Simone Biles is one of the leading contenders for Sports Illustrated's 2015 Sportsman of the Year. You can see the full list and the entire series of essays that make the argument for each candidate here. This story also appears in the Dec. 7, 2015, issue of Sports Illustrated. To subscribe, click here.
At the World Championships in Nanning, China, last year, a bee did what the world's top women gymnasts have been unable to do for two years—force Simone Biles from the top of the medal stand. After she won the all-around competition, Biles was given a bouquet, along with her gold at the medal ceremony, and she was so frightened when the insect came buzzing out of the flowers that she jumped off the podium and did an impromptu floor exercise as she tried to avoid it. "I don't do bugs," she said later.
Biles, 18, also doesn't do second place. She hasn't lost the all-around competition at a meet since March 2013, and she continued an unprecedented three-year run of dominance in 2015, becoming the first woman to win three straight world championships in the all-around. She also won gold medals in the balance beam and floor exercise at the world championships last month, giving her 10 career golds at the worlds, the most ever among women. Biles is one of the most decorated female gymnasts in history, and she hasn't even been to an Olympics yet.
The expected success in Rio makes Biles a likely candidate for Sportswoman of Next Year, but she deserves her place on this year's short list as well. Though she's only 4'9", Biles is the biggest thing in her sport. She won her third straight U.S. championship in August—joining Kim Zmeskal as the only three-time national champs—and she has been so far ahead of her competition that the comparisons in the press have not been solely with legends of her sport, such as Nadia Comaneci and Mary Lou Retton, but also with other transcendent athletes, such as Serena Williams, Michael Jordan and Lionel Messi.
Even her competitors acknowledge the futility of trying to beat Biles. "All the girls are like, 'Simone's just in her own league. Whoever gets second place, that's the winner. Simone gets her own super first place,'" Aly Raisman, a two-time Olympic gold medalist from Needham, Mass., told USA Today.
Biles doesn't just win, she laps the field.

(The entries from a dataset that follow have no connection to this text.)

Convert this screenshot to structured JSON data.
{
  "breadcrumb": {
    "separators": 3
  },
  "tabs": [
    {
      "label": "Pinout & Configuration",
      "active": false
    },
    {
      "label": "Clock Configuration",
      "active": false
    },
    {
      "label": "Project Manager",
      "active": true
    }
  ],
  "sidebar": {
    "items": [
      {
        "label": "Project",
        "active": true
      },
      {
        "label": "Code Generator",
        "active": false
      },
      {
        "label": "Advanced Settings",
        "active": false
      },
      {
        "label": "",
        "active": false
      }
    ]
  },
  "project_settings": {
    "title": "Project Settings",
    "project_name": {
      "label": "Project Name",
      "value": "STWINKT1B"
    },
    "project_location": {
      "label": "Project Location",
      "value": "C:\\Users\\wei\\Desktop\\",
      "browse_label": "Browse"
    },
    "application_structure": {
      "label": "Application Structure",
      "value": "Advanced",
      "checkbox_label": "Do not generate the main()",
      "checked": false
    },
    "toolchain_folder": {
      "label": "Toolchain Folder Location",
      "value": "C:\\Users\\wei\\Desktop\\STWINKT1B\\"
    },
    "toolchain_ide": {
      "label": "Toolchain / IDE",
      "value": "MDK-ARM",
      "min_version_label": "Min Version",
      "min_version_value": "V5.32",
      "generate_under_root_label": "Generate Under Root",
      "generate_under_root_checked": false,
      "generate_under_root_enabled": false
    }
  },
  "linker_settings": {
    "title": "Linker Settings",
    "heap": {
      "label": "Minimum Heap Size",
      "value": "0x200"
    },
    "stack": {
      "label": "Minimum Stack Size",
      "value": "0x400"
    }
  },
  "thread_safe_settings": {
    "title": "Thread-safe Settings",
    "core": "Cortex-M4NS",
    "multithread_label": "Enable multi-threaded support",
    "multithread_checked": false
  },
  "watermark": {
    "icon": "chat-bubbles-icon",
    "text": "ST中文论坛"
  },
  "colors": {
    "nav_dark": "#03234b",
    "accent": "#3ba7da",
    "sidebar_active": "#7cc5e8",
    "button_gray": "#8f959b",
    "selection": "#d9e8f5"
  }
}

In a rare miscue she fell during a tumbling pass at the U.S. championships in Indianapolis, but the rest of her performance was so nearly flawless that she won by the second-largest margin of victory ever. After the competition analyst Tim Daggett, a former Olympian, said her all-around score of 63 would "send shock waves and shivers to the rest of the world."
Biles executes more moves with the highest degrees of difficulty than anyone, and she couples that with jaw-dropping lift on her tumbling passes and vaults. At the U.S. Championships, she separated herself from the field when she received a 9.9 on an Amanar, one of the most difficult vaults. "I don't really think about the degree of difficulty or the possibility of making a mistake," Biles says. "I just try to relax and let my preparation and training take over."
Her talent might never have been discovered if Biles hadn't visited a gym, Bannon's Gymnastix in Spring, Texas, on a day-care field trip when she was six. One of the coaches there noticed her copying the moves of some of the gymnasts and doing it remarkably well. The staff sent a letter home to her family, and Biles began taking recreational classes at Gymnastix under Aimee Boorman, who remains her coach today.
Biles has won a truckload of medals since then, but she doesn't revel in them. Her mother puts them in a safe, and Biles doesn't know the combination. Maybe it should be 2-0-1-5, the year she was as close to perfect as any athlete in any sport.